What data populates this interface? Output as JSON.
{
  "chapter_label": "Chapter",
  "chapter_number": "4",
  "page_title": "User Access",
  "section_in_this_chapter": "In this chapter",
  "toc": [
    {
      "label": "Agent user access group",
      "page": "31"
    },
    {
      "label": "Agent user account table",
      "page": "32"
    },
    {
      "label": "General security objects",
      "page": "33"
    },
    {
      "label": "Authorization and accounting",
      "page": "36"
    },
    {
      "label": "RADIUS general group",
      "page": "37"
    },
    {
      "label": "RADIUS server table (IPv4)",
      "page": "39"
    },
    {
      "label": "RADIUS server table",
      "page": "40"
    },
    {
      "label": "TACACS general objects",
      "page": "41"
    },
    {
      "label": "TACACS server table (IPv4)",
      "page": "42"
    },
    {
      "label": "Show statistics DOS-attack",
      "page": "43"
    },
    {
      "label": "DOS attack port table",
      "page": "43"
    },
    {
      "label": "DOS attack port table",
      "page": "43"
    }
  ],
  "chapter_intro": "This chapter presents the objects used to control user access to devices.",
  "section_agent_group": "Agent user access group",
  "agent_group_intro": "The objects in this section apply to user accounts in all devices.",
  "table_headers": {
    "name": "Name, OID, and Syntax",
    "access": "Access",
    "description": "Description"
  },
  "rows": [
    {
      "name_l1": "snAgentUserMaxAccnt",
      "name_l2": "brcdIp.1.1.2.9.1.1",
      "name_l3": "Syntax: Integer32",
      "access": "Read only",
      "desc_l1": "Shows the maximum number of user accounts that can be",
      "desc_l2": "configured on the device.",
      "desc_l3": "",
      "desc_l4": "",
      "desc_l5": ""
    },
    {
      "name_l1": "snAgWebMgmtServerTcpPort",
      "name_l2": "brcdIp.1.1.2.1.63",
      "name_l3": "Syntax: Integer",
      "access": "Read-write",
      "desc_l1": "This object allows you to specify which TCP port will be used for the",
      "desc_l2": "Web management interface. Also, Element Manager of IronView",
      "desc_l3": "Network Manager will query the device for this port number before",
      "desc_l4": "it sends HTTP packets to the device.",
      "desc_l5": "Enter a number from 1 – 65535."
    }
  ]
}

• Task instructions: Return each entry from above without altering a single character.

• Result of the task:
What data populates this interface? Output as JSON.
{
  "chapter_label": "Chapter",
  "chapter_number": "4",
  "page_title": "User Access",
  "section_in_this_chapter": "In this chapter",
  "toc": [
    {
      "label": "Agent user access group",
      "page": "31"
    },
    {
      "label": "Agent user account table",
      "page": "32"
    },
    {
      "label": "General security objects",
      "page": "33"
    },
    {
      "label": "Authorization and accounting",
      "page": "36"
    },
    {
      "label": "RADIUS general group",
      "page": "37"
    },
    {
      "label": "RADIUS server table (IPv4)",
      "page": "39"
    },
    {
      "label": "RADIUS server table",
      "page": "40"
    },
    {
      "label": "TACACS general objects",
      "page": "41"
    },
    {
      "label": "TACACS server table (IPv4)",
      "page": "42"
    },
    {
      "label": "Show statistics DOS-attack",
      "page": "43"
    },
    {
      "label": "DOS attack port table",
      "page": "43"
    },
    {
      "label": "DOS attack port table",
      "page": "43"
    }
  ],
  "chapter_intro": "This chapter presents the objects used to control user access to devices.",
  "section_agent_group": "Agent user access group",
  "agent_group_intro": "The objects in this section apply to user accounts in all devices.",
  "table_headers": {
    "name": "Name, OID, and Syntax",
    "access": "Access",
    "description": "Description"
  },
  "rows": [
    {
      "name_l1": "snAgentUserMaxAccnt",
      "name_l2": "brcdIp.1.1.2.9.1.1",
      "name_l3": "Syntax: Integer32",
      "access": "Read only",
      "desc_l1": "Shows the maximum number of user accounts that can be",
      "desc_l2": "configured on the device.",
      "desc_l3": "",
      "desc_l4": "",
      "desc_l5": ""
    },
    {
      "name_l1": "snAgWebMgmtServerTcpPort",
      "name_l2": "brcdIp.1.1.2.1.63",
      "name_l3": "Syntax: Integer",
      "access": "Read-write",
      "desc_l1": "This object allows you to specify which TCP port will be used for the",
      "desc_l2": "Web management interface. Also, Element Manager of IronView",
      "desc_l3": "Network Manager will query the device for this port number before",
      "desc_l4": "it sends HTTP packets to the device.",
      "desc_l5": "Enter a number from 1 – 65535."
    }
  ]
}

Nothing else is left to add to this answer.